We can use conversational analytics in group learning scenarios where each group has a voice device. The voice device can provide help to the students who are learning together by giving them directions. We can also ensure that everyone is participating in the groups. The teacher can also get real-time information of what is happening in each group on their device and know where they need to focus. Potentially, this can allow the teacher to work with more groups at a time.
Math Facts Learning
We can design voice-based apps to help students master math facts by working with them. The app can speak the question, and the student can answer. This type of interaction can help students build mastery. We can also create this interface via Alexa or other voice-based products that support 3rd party applications.
Identifying Speech Impairments
Speech and language disorders can create many learning challenges for the students. For example, dyslexia is a widespread problem and affects nearly 20% of the students (source). We can use speech recognition to detect potential issues in students’ speech. It’s crucial to see these impairments early in childhood so that we can provide evidence-based interventions.
The biggest challenge with speech technology is unbiased recognition accuracy. For example, the speech engine may recognize some accents way better than others. Such challenges have been identified before in commercial speech engines. In 2019, a Harvard Business Review article described how Google’s speech engine had biases in them [link to the article]. The good news s that this is now a known issue in the Machine Learning community, and AI systems are actively removing bias from their models.

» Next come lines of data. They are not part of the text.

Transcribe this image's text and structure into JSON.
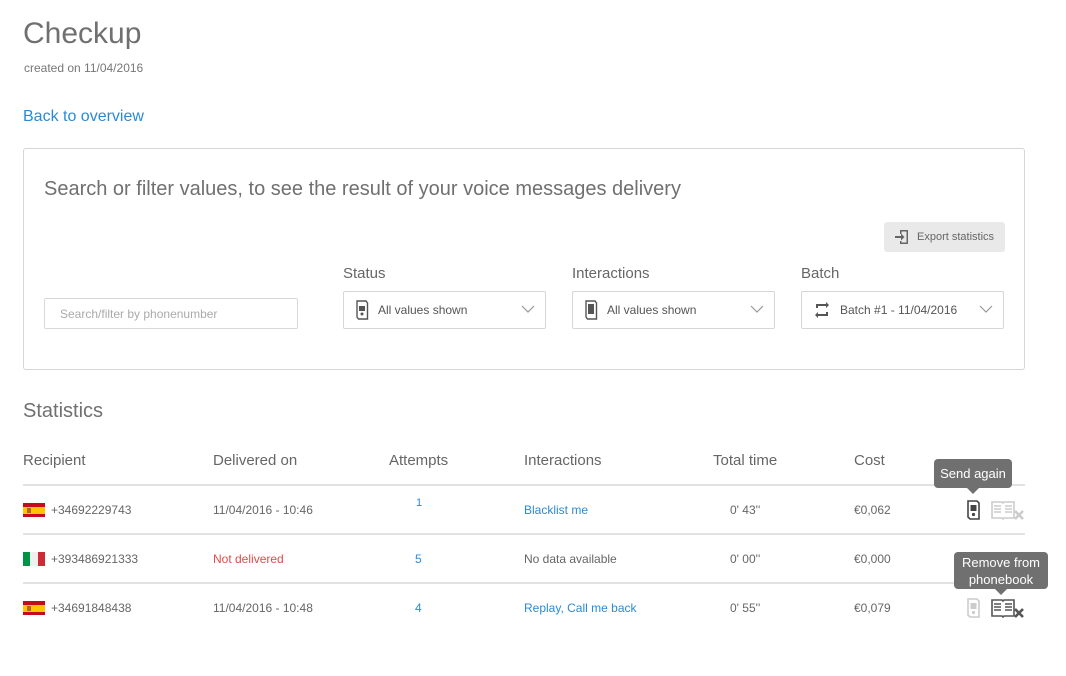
{
  "page": {
    "title": "Checkup",
    "subtitle": "created on 11/04/2016",
    "back_link": "Back to overview"
  },
  "filter": {
    "heading": "Search or filter values, to see the result of your voice messages delivery",
    "export_label": "Export statistics",
    "search_placeholder": "Search/filter by phonenumber",
    "status": {
      "label": "Status",
      "value": "All values shown",
      "icon": "phone-status-icon"
    },
    "interactions": {
      "label": "Interactions",
      "value": "All values shown",
      "icon": "phone-interaction-icon"
    },
    "batch": {
      "label": "Batch",
      "value": "Batch #1 - 11/04/2016",
      "icon": "repeat-icon"
    }
  },
  "statistics": {
    "title": "Statistics",
    "columns": [
      "Recipient",
      "Delivered on",
      "Attempts",
      "Interactions",
      "Total time",
      "Cost"
    ],
    "rows": [
      {
        "flag": "es",
        "phone": "+34692229743",
        "delivered": "11/04/2016 - 10:46",
        "delivered_ok": true,
        "attempts": "1",
        "interactions": "Blacklist me",
        "interactions_link": true,
        "total_time": "0' 43''",
        "cost": "€0,062"
      },
      {
        "flag": "it",
        "phone": "+393486921333",
        "delivered": "Not delivered",
        "delivered_ok": false,
        "attempts": "5",
        "interactions": "No data available",
        "interactions_link": false,
        "total_time": "0' 00''",
        "cost": "€0,000"
      },
      {
        "flag": "es",
        "phone": "+34691848438",
        "delivered": "11/04/2016 - 10:48",
        "delivered_ok": true,
        "attempts": "4",
        "interactions": "Replay, Call me back",
        "interactions_link": true,
        "total_time": "0' 55''",
        "cost": "€0,079"
      }
    ]
  },
  "tooltips": {
    "send_again": "Send again",
    "remove_line1": "Remove from",
    "remove_line2": "phonebook"
  }
}
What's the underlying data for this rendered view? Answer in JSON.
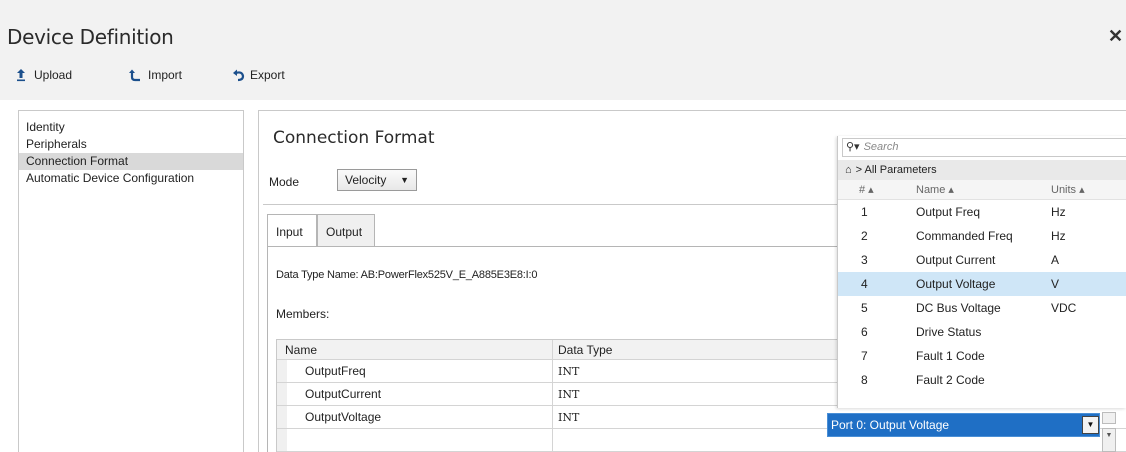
{
  "window": {
    "title": "Device Definition",
    "close_icon": "close-icon"
  },
  "toolbar": {
    "upload_label": "Upload",
    "import_label": "Import",
    "export_label": "Export"
  },
  "nav": {
    "items": [
      {
        "label": "Identity"
      },
      {
        "label": "Peripherals"
      },
      {
        "label": "Connection Format"
      },
      {
        "label": "Automatic Device Configuration"
      }
    ],
    "selected": "Connection Format"
  },
  "main": {
    "section_title": "Connection Format",
    "mode_label": "Mode",
    "mode_value": "Velocity",
    "tabs": [
      {
        "label": "Input"
      },
      {
        "label": "Output"
      }
    ],
    "data_type_name": "Data Type Name:   AB:PowerFlex525V_E_A885E3E8:I:0",
    "members_label": "Members:",
    "columns": {
      "name": "Name",
      "type": "Data Type"
    },
    "rows": [
      {
        "name": "OutputFreq",
        "type": "INT"
      },
      {
        "name": "OutputCurrent",
        "type": "INT"
      },
      {
        "name": "OutputVoltage",
        "type": "INT"
      }
    ]
  },
  "popup": {
    "search_placeholder": "Search",
    "breadcrumb": "> All Parameters",
    "headers": {
      "num": "# ▴",
      "name": "Name ▴",
      "units": "Units ▴"
    },
    "params": [
      {
        "num": "1",
        "name": "Output Freq",
        "units": "Hz"
      },
      {
        "num": "2",
        "name": "Commanded Freq",
        "units": "Hz"
      },
      {
        "num": "3",
        "name": "Output Current",
        "units": "A"
      },
      {
        "num": "4",
        "name": "Output Voltage",
        "units": "V"
      },
      {
        "num": "5",
        "name": "DC Bus Voltage",
        "units": "VDC"
      },
      {
        "num": "6",
        "name": "Drive Status",
        "units": ""
      },
      {
        "num": "7",
        "name": "Fault 1 Code",
        "units": ""
      },
      {
        "num": "8",
        "name": "Fault 2 Code",
        "units": ""
      }
    ],
    "selected_param": "Output Voltage"
  },
  "port_select": {
    "value": "Port 0: Output Voltage"
  },
  "colors": {
    "accent": "#1f6fc5",
    "selection": "#cfe6f7",
    "nav_selected": "#d9d9d9"
  }
}
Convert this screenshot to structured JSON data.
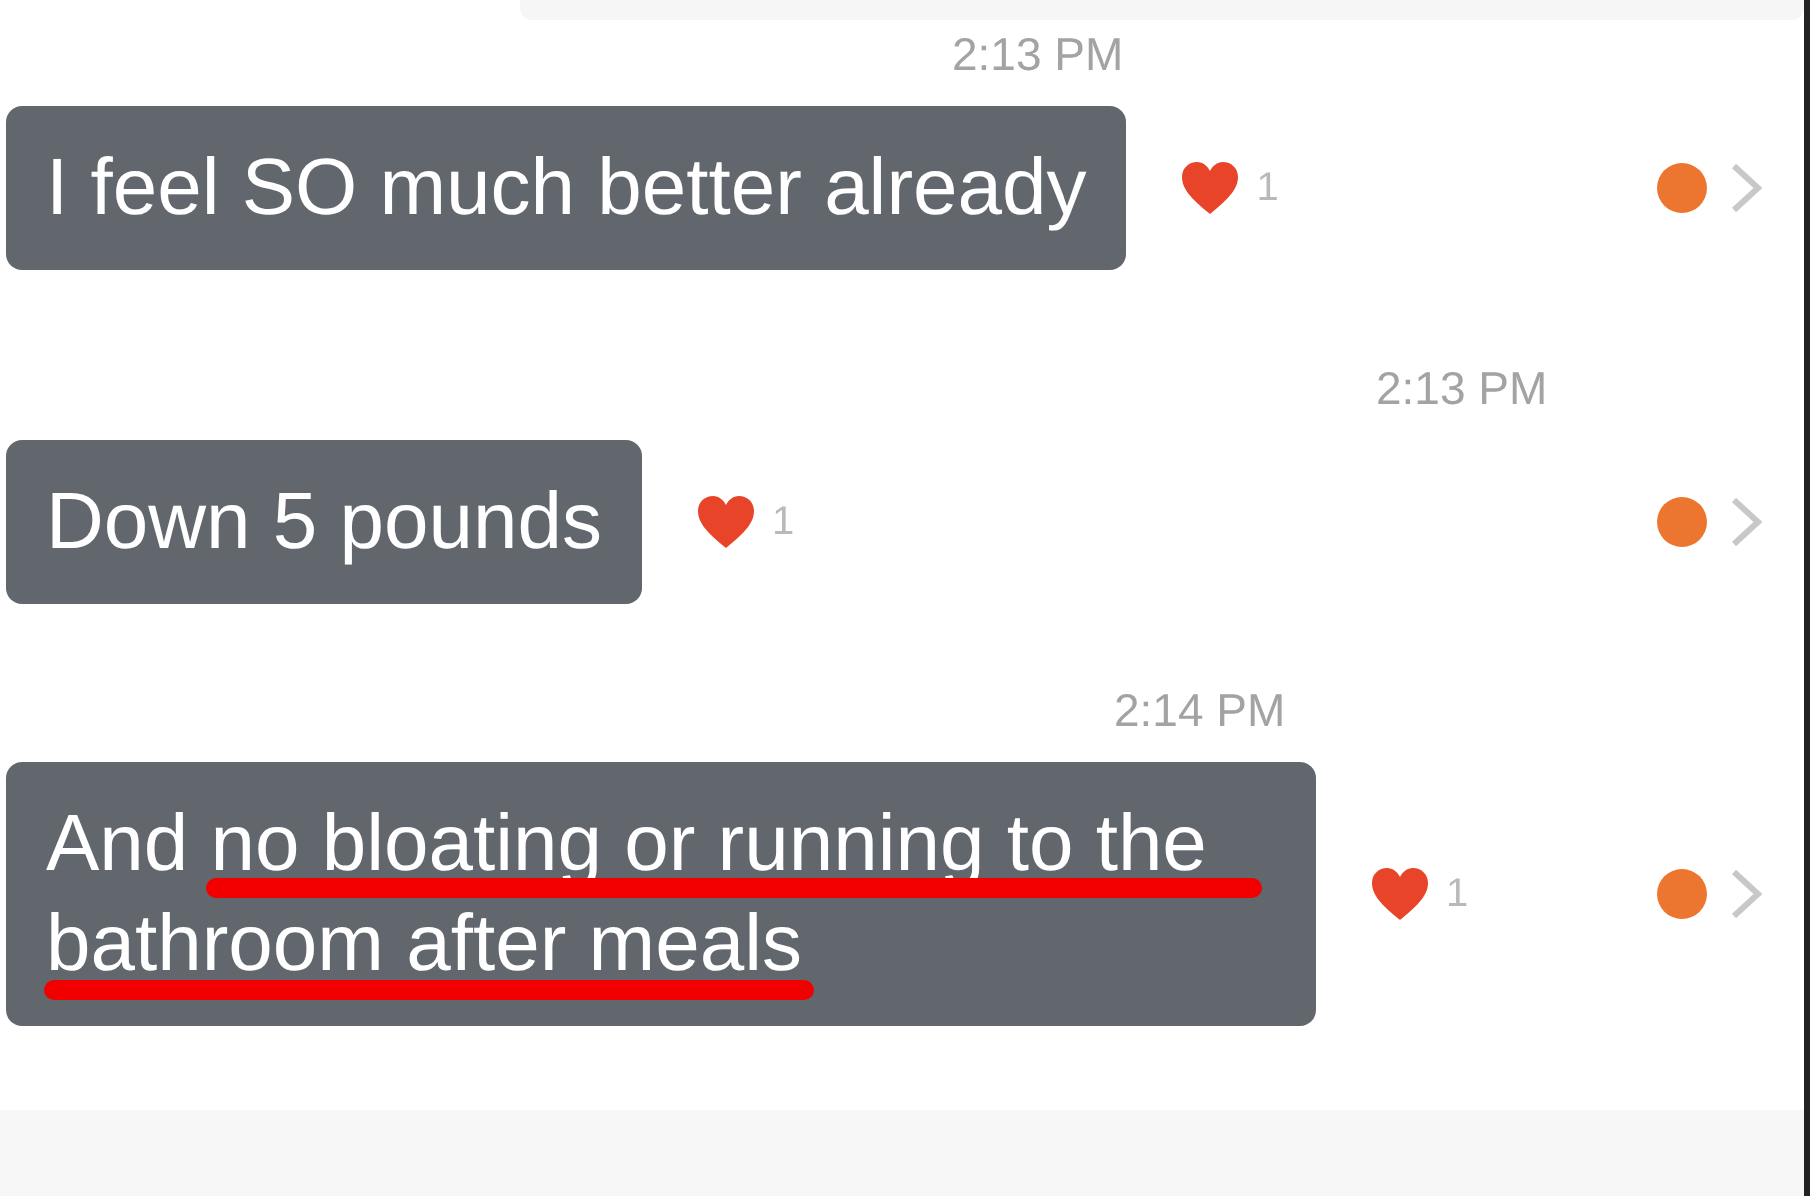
{
  "messages": [
    {
      "time": "2:13 PM",
      "text": "I feel SO much better already",
      "likes": "1",
      "liked": true,
      "underlined": false
    },
    {
      "time": "2:13 PM",
      "text": "Down 5 pounds",
      "likes": "1",
      "liked": true,
      "underlined": false
    },
    {
      "time": "2:14 PM",
      "text": "And no bloating or running to the bathroom after meals",
      "likes": "1",
      "liked": true,
      "underlined": true
    }
  ]
}
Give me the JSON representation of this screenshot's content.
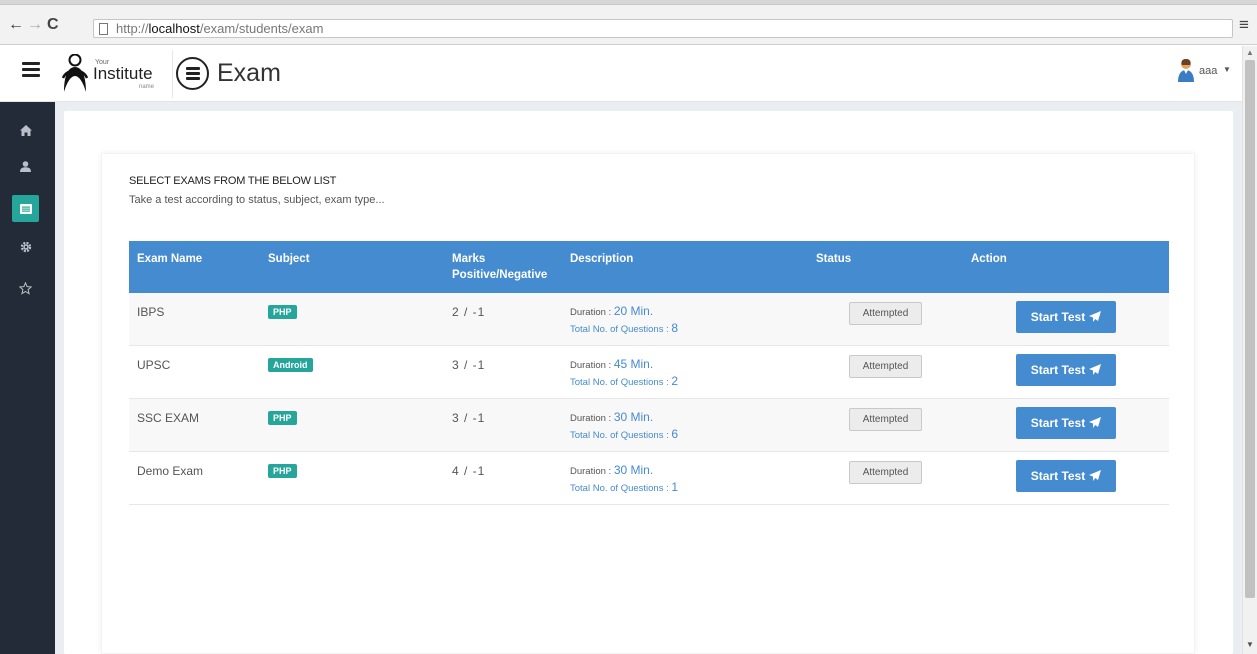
{
  "browser": {
    "url_prefix": "http://",
    "url_host": "localhost",
    "url_path": "/exam/students/exam",
    "back_icon": "back-arrow-icon",
    "forward_icon": "forward-arrow-icon",
    "reload_icon": "reload-icon",
    "menu_icon": "browser-menu-icon"
  },
  "header": {
    "logo_small": "Your",
    "logo_main": "Institute",
    "logo_sub": "name",
    "title": "Exam",
    "user_name": "aaa"
  },
  "sidebar": {
    "items": [
      {
        "icon": "home-icon",
        "active": false
      },
      {
        "icon": "user-icon",
        "active": false
      },
      {
        "icon": "list-icon",
        "active": true
      },
      {
        "icon": "gear-icon",
        "active": false
      },
      {
        "icon": "star-icon",
        "active": false
      }
    ]
  },
  "main": {
    "heading": "SELECT EXAMS FROM THE BELOW LIST",
    "subtitle": "Take a test according to status, subject, exam type...",
    "columns": {
      "exam_name": "Exam Name",
      "subject": "Subject",
      "marks_line1": "Marks",
      "marks_line2": "Positive/Negative",
      "description": "Description",
      "status": "Status",
      "action": "Action"
    },
    "duration_label": "Duration : ",
    "questions_label": "Total No. of Questions : ",
    "rows": [
      {
        "name": "IBPS",
        "subject": "PHP",
        "marks": "2 / -1",
        "duration": "20 Min.",
        "questions": "8",
        "status": "Attempted",
        "action": "Start Test"
      },
      {
        "name": "UPSC",
        "subject": "Android",
        "marks": "3 / -1",
        "duration": "45 Min.",
        "questions": "2",
        "status": "Attempted",
        "action": "Start Test"
      },
      {
        "name": "SSC EXAM",
        "subject": "PHP",
        "marks": "3 / -1",
        "duration": "30 Min.",
        "questions": "6",
        "status": "Attempted",
        "action": "Start Test"
      },
      {
        "name": "Demo Exam",
        "subject": "PHP",
        "marks": "4 / -1",
        "duration": "30 Min.",
        "questions": "1",
        "status": "Attempted",
        "action": "Start Test"
      }
    ]
  },
  "colors": {
    "sidebar_bg": "#222b37",
    "accent_teal": "#26a69a",
    "table_header_blue": "#458bd0"
  }
}
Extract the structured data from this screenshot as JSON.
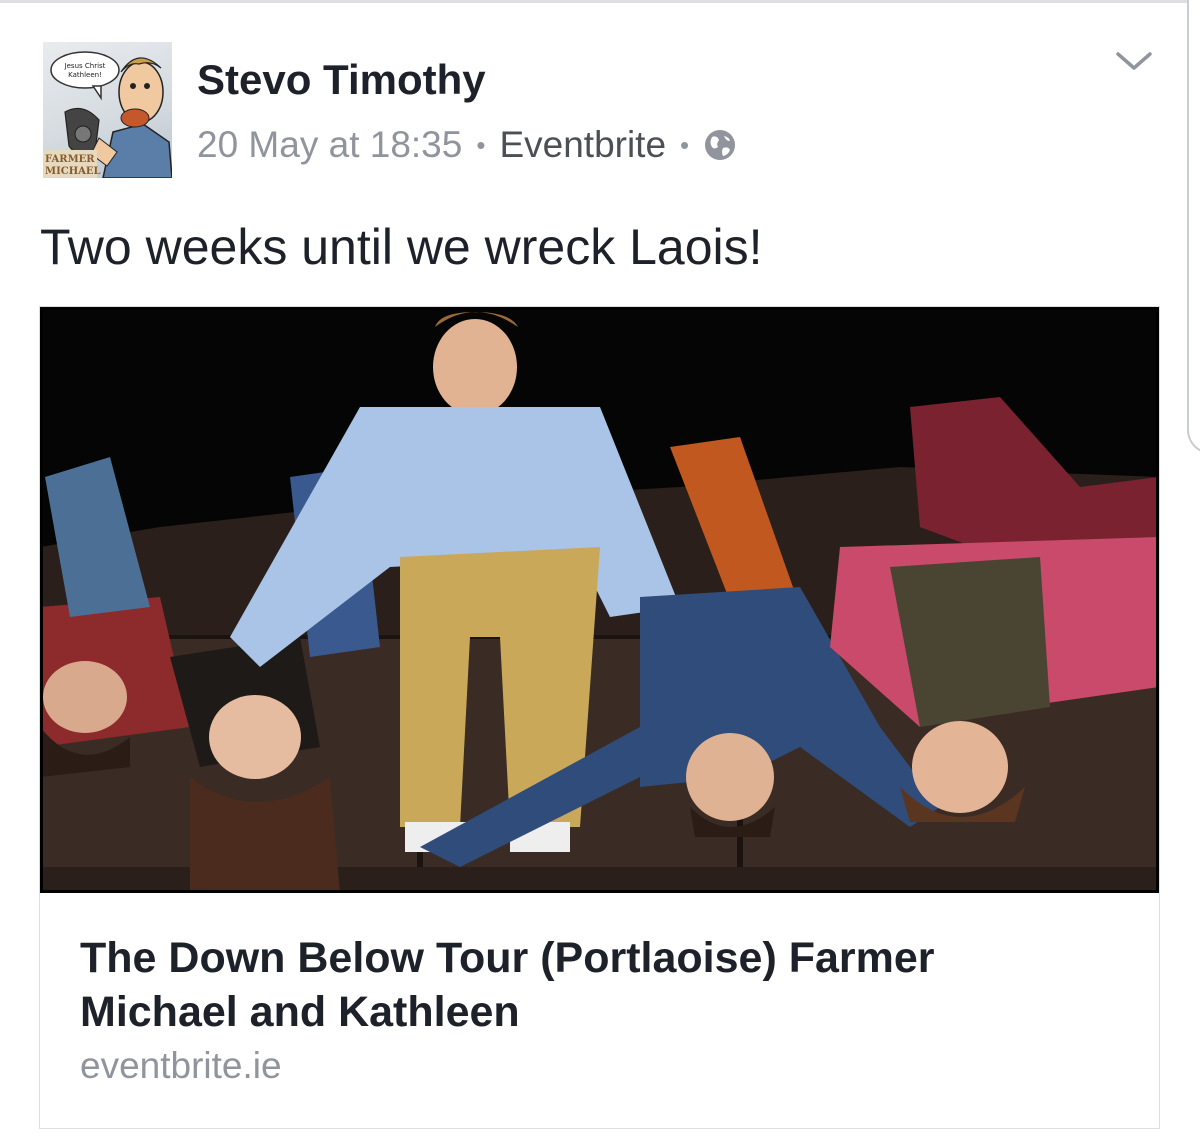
{
  "post": {
    "author": "Stevo Timothy",
    "timestamp": "20 May at 18:35",
    "separator": "•",
    "source": "Eventbrite",
    "privacy_icon": "globe-icon",
    "menu_icon": "chevron-down-icon",
    "text": "Two weeks until we wreck Laois!"
  },
  "avatar": {
    "caption": "Farmer Michael",
    "speech": "Jesus Christ Kathleen!"
  },
  "link": {
    "title": "The Down Below Tour (Portlaoise) Farmer Michael and Kathleen",
    "domain": "eventbrite.ie"
  },
  "colors": {
    "name_text": "#1d2129",
    "meta_text": "#90949c",
    "source_text": "#4b4f56",
    "border": "#dddfe2"
  }
}
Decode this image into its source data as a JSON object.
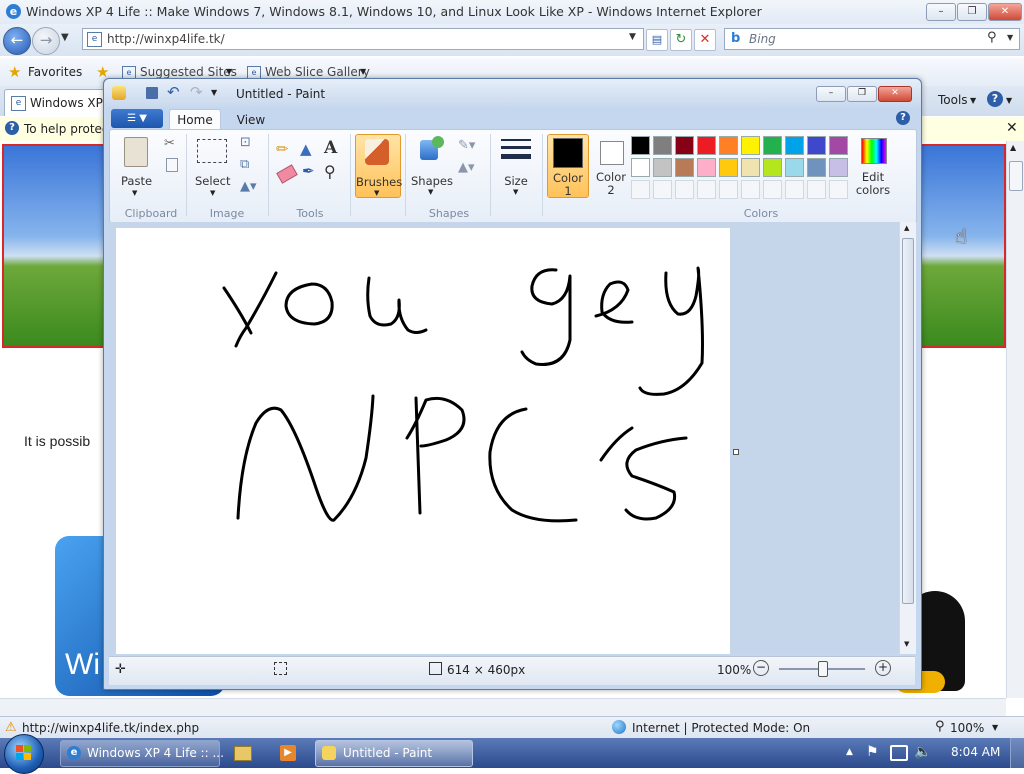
{
  "ie": {
    "title": "Windows XP 4 Life :: Make Windows 7, Windows 8.1, Windows 10, and Linux Look Like XP - Windows Internet Explorer",
    "url": "http://winxp4life.tk/",
    "search_placeholder": "Bing",
    "favorites_label": "Favorites",
    "suggested_sites": "Suggested Sites",
    "web_slice_gallery": "Web Slice Gallery",
    "tab_label": "Windows XP 4",
    "tools_label": "Tools",
    "info_bar_text": "To help protec",
    "page_text": "It is possib",
    "page_logo_text": "Wi",
    "status_url": "http://winxp4life.tk/index.php",
    "status_zone": "Internet | Protected Mode: On",
    "status_zoom": "100%"
  },
  "paint": {
    "title": "Untitled - Paint",
    "tabs": [
      "Home",
      "View"
    ],
    "groups": {
      "clipboard": "Clipboard",
      "image": "Image",
      "tools": "Tools",
      "shapes": "Shapes",
      "colors": "Colors"
    },
    "buttons": {
      "paste": "Paste",
      "select": "Select",
      "brushes": "Brushes",
      "shapes": "Shapes",
      "size": "Size",
      "color1_line1": "Color",
      "color1_line2": "1",
      "color2_line1": "Color",
      "color2_line2": "2",
      "edit_colors_line1": "Edit",
      "edit_colors_line2": "colors"
    },
    "palette_row1": [
      "#000000",
      "#7f7f7f",
      "#880015",
      "#ed1c24",
      "#ff7f27",
      "#fff200",
      "#22b14c",
      "#00a2e8",
      "#3f48cc",
      "#a349a4"
    ],
    "palette_row2": [
      "#ffffff",
      "#c3c3c3",
      "#b97a57",
      "#ffaec9",
      "#ffc90e",
      "#efe4b0",
      "#b5e61d",
      "#99d9ea",
      "#7092be",
      "#c8bfe7"
    ],
    "status_size": "614 × 460px",
    "zoom": "100%"
  },
  "taskbar": {
    "items": [
      "Windows XP 4 Life :: ...",
      "Untitled - Paint"
    ],
    "clock": "8:04 AM"
  }
}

Future of AI in education
AI technology can enhance human capacity, but we must use it responsibly and equitably. When we use AI in education, we have to ensure that the benefits of the technology are reaching all students and teachers, not just the privileged ones. This way, we can make the most value out of it without creating digital divides between the learners.
Have more ideas?
If you have any interesting ideas about using speech technology in learning, please share them in the comments!
Thank you for reading!